Despite fuel savings not being the driving force behind the mission, there are still positive consequences when it comes to this aspect with the use of WheelTug. Cox stated that there are $50 to $60 in fuel savings.
He added that when airlines don’t run the engines on the ground, they don’t pick up FOD as much, and they end up with better cycles. Engines are healthier in cruise, but they are not healthy in ground taxi. So, reducing the engine hours on the ground but also reducing the throttle forward greatly reduces the vortices that cause engine wear. Therefore, in places like India and Dubai, being able to minimize sand ingestion is valuable.
Above all, the firm wants to save time to allow aircraft to be doing what they’re supposed to be doing, which is flying. It is hard for carriers to predict how long it will take to take off after an aircraft door closes due to the unpredictable nature of ground operations.
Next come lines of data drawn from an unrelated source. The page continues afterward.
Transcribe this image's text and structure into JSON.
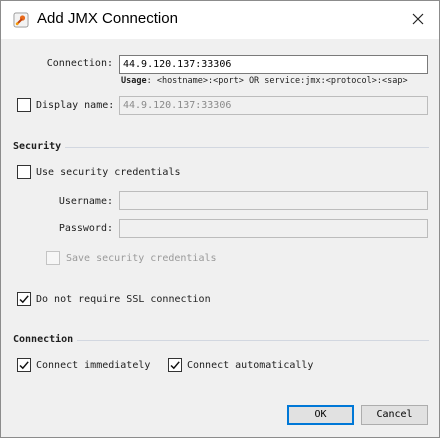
{
  "window": {
    "title": "Add JMX Connection"
  },
  "connection": {
    "label": "Connection:",
    "value": "44.9.120.137:33306",
    "usage_bold": "Usage",
    "usage_text": ": <hostname>:<port> OR service:jmx:<protocol>:<sap>"
  },
  "display_name": {
    "label": "Display name:",
    "value": "44.9.120.137:33306",
    "checked": false
  },
  "security": {
    "title": "Security",
    "use_credentials_label": "Use security credentials",
    "use_credentials_checked": false,
    "username_label": "Username:",
    "username_value": "",
    "password_label": "Password:",
    "password_value": "",
    "save_credentials_label": "Save security credentials",
    "save_credentials_checked": false,
    "no_ssl_label": "Do not require SSL connection",
    "no_ssl_checked": true
  },
  "connection_section": {
    "title": "Connection",
    "connect_immediately_label": "Connect immediately",
    "connect_immediately_checked": true,
    "connect_automatically_label": "Connect automatically",
    "connect_automatically_checked": true
  },
  "buttons": {
    "ok": "OK",
    "cancel": "Cancel"
  },
  "colors": {
    "accent": "#0078d7",
    "background": "#f0f0f0",
    "section_line": "#d2d7e0"
  },
  "icons": {
    "app": "visualvm-app-icon",
    "close": "close-icon",
    "check": "checkmark-icon"
  }
}
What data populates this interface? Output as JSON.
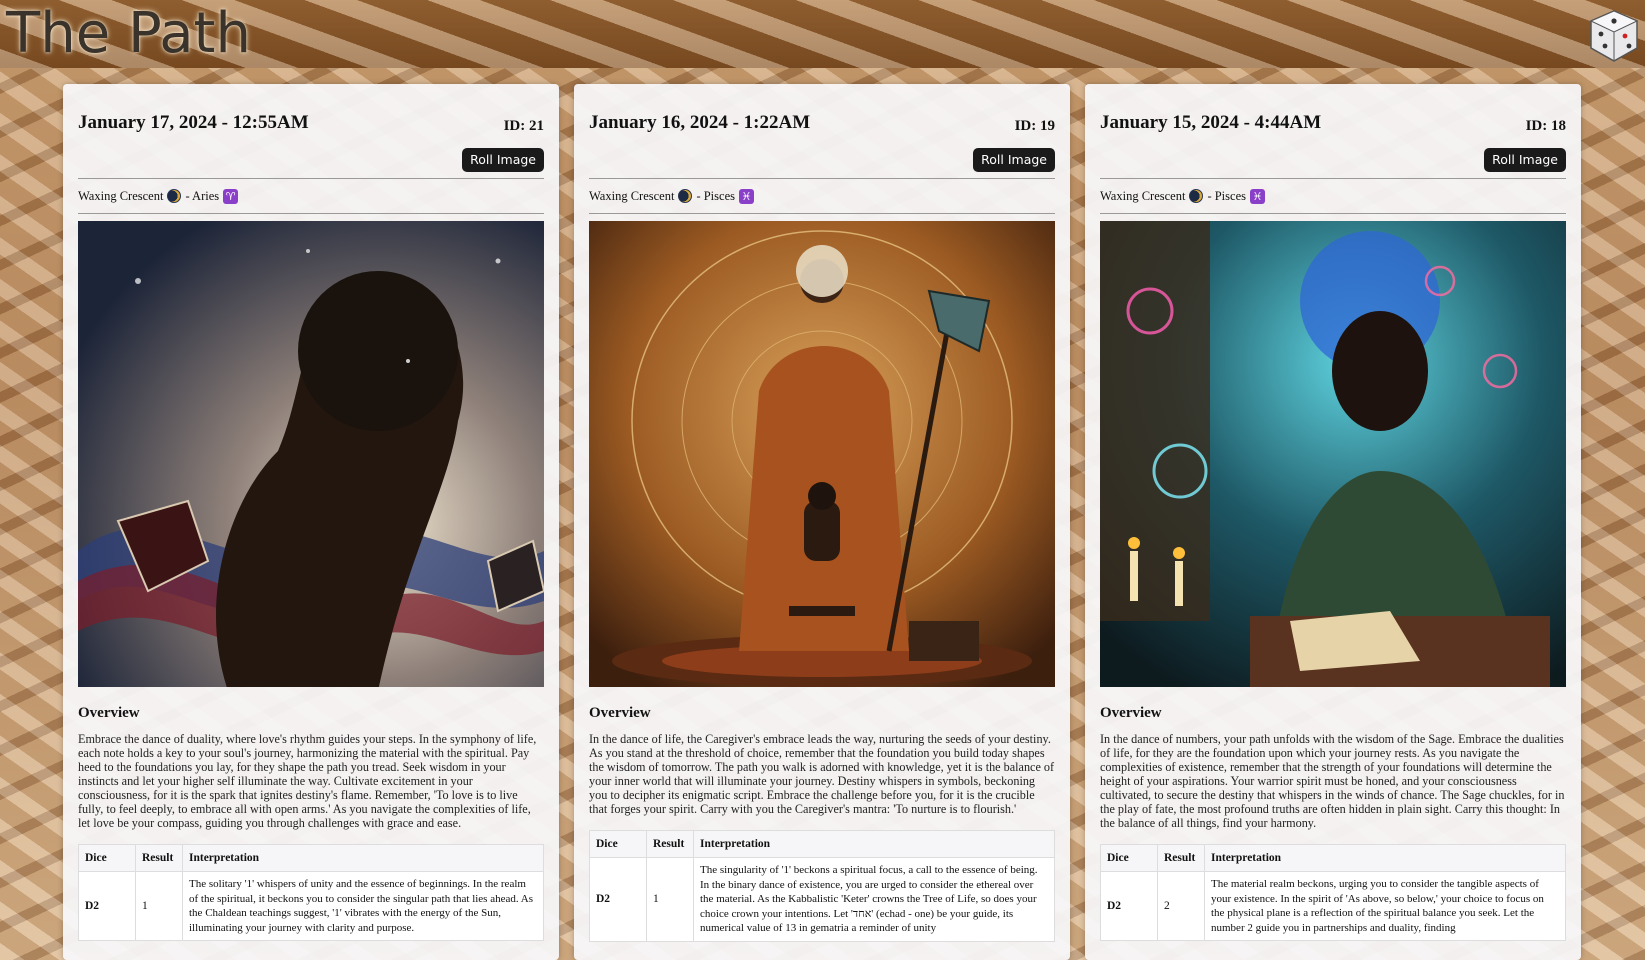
{
  "header": {
    "title": "The Path",
    "dice_icon": "dice-icon"
  },
  "cards": [
    {
      "date": "January 17, 2024 - 12:55AM",
      "id_label": "ID: 21",
      "roll_label": "Roll Image",
      "moon_phase": "Waxing Crescent",
      "sign": "- Aries",
      "sign_glyph": "♈",
      "overview_title": "Overview",
      "overview": "Embrace the dance of duality, where love's rhythm guides your steps. In the symphony of life, each note holds a key to your soul's journey, harmonizing the material with the spiritual. Pay heed to the foundations you lay, for they shape the path you tread. Seek wisdom in your instincts and let your higher self illuminate the way. Cultivate excitement in your consciousness, for it is the spark that ignites destiny's flame. Remember, 'To love is to live fully, to feel deeply, to embrace all with open arms.' As you navigate the complexities of life, let love be your compass, guiding you through challenges with grace and ease.",
      "table": {
        "headers": [
          "Dice",
          "Result",
          "Interpretation"
        ],
        "row": {
          "dice": "D2",
          "result": "1",
          "interpretation": "The solitary '1' whispers of unity and the essence of beginnings. In the realm of the spiritual, it beckons you to consider the singular path that lies ahead. As the Chaldean teachings suggest, '1' vibrates with the energy of the Sun, illuminating your journey with clarity and purpose."
        }
      }
    },
    {
      "date": "January 16, 2024 - 1:22AM",
      "id_label": "ID: 19",
      "roll_label": "Roll Image",
      "moon_phase": "Waxing Crescent",
      "sign": "- Pisces",
      "sign_glyph": "♓",
      "overview_title": "Overview",
      "overview": "In the dance of life, the Caregiver's embrace leads the way, nurturing the seeds of your destiny. As you stand at the threshold of choice, remember that the foundation you build today shapes the wisdom of tomorrow. The path you walk is adorned with knowledge, yet it is the balance of your inner world that will illuminate your journey. Destiny whispers in symbols, beckoning you to decipher its enigmatic script. Embrace the challenge before you, for it is the crucible that forges your spirit. Carry with you the Caregiver's mantra: 'To nurture is to flourish.'",
      "table": {
        "headers": [
          "Dice",
          "Result",
          "Interpretation"
        ],
        "row": {
          "dice": "D2",
          "result": "1",
          "interpretation": "The singularity of '1' beckons a spiritual focus, a call to the essence of being. In the binary dance of existence, you are urged to consider the ethereal over the material. As the Kabbalistic 'Keter' crowns the Tree of Life, so does your choice crown your intentions. Let 'אחד' (echad - one) be your guide, its numerical value of 13 in gematria a reminder of unity"
        }
      }
    },
    {
      "date": "January 15, 2024 - 4:44AM",
      "id_label": "ID: 18",
      "roll_label": "Roll Image",
      "moon_phase": "Waxing Crescent",
      "sign": "- Pisces",
      "sign_glyph": "♓",
      "overview_title": "Overview",
      "overview": "In the dance of numbers, your path unfolds with the wisdom of the Sage. Embrace the dualities of life, for they are the foundation upon which your journey rests. As you navigate the complexities of existence, remember that the strength of your foundations will determine the height of your aspirations. Your warrior spirit must be honed, and your consciousness cultivated, to secure the destiny that whispers in the winds of chance. The Sage chuckles, for in the play of fate, the most profound truths are often hidden in plain sight. Carry this thought: In the balance of all things, find your harmony.",
      "table": {
        "headers": [
          "Dice",
          "Result",
          "Interpretation"
        ],
        "row": {
          "dice": "D2",
          "result": "2",
          "interpretation": "The material realm beckons, urging you to consider the tangible aspects of your existence. In the spirit of 'As above, so below,' your choice to focus on the physical plane is a reflection of the spiritual balance you seek. Let the number 2 guide you in partnerships and duality, finding"
        }
      }
    }
  ]
}
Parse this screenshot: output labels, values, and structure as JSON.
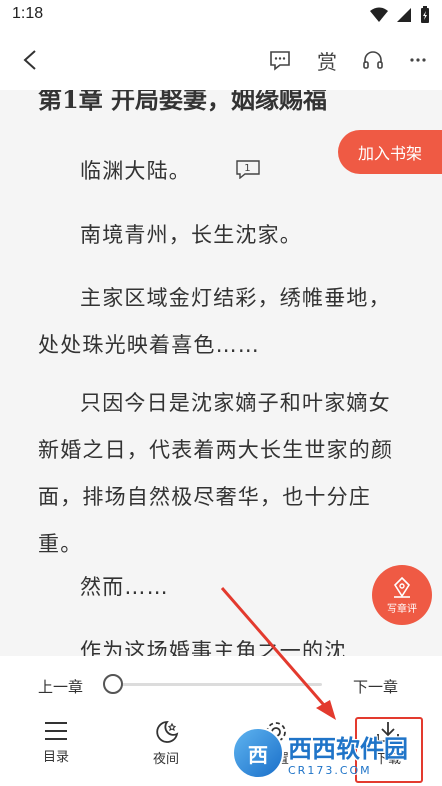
{
  "status": {
    "time": "1:18"
  },
  "reader": {
    "chapter_title": "第1章 开局娶妻，姻缘赐福",
    "paragraphs": [
      "临渊大陆。",
      "南境青州，长生沈家。",
      "主家区域金灯结彩，绣帷垂地，处处珠光映着喜色……",
      "只因今日是沈家嫡子和叶家嫡女新婚之日，代表着两大长生世家的颜面，排场自然极尽奢华，也十分庄重。",
      "然而……",
      "作为这场婚事主角之一的沈"
    ],
    "paragraph_comment_count": "1",
    "add_shelf_label": "加入书架",
    "write_review_label": "写章评"
  },
  "toolbar": {
    "reward_label": "赏"
  },
  "progress": {
    "prev_label": "上一章",
    "next_label": "下一章",
    "value": 0
  },
  "tabs": [
    {
      "label": "目录",
      "icon": "list-icon"
    },
    {
      "label": "夜间",
      "icon": "moon-icon"
    },
    {
      "label": "设置",
      "icon": "gear-icon"
    },
    {
      "label": "下载",
      "icon": "download-icon"
    }
  ],
  "watermark": {
    "main": "西西软件园",
    "sub": "CR173.COM",
    "logo": "西"
  },
  "colors": {
    "accent": "#ef5a44",
    "highlight": "#e33a2e"
  }
}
However, WheelTug has the opportunity to give greater accuracy to these processes.
Seeing the plan in action
The company will be demonstrating its system in Memphis on Tuesday, September 15th. It will drive a plane around using the WheelTug built-in wheel. The firm is going to show both the ordinary pushing operations but with a twirl. The aircraft will go back a couple of feet and then pirouette 180 degrees at the gate and drive out, which will show what maneuverability can be had by an electric-wheel-drive nose wheel.
Also, the outfit will perform another operation called the twist. This process will see the plane driving into the gate area and turning sharply until the unit is parallel to the terminal. The aircraft will then be fed with two doors. The events will be streamed online throughout the day for the public to watch. Register at WheelTug’s website to see the system in action.
What are your thoughts about WheelTug’s project? Do you feel that this is a good system to help airlines improve efficiency on the ground? Let us know what you think of the product in the comment section.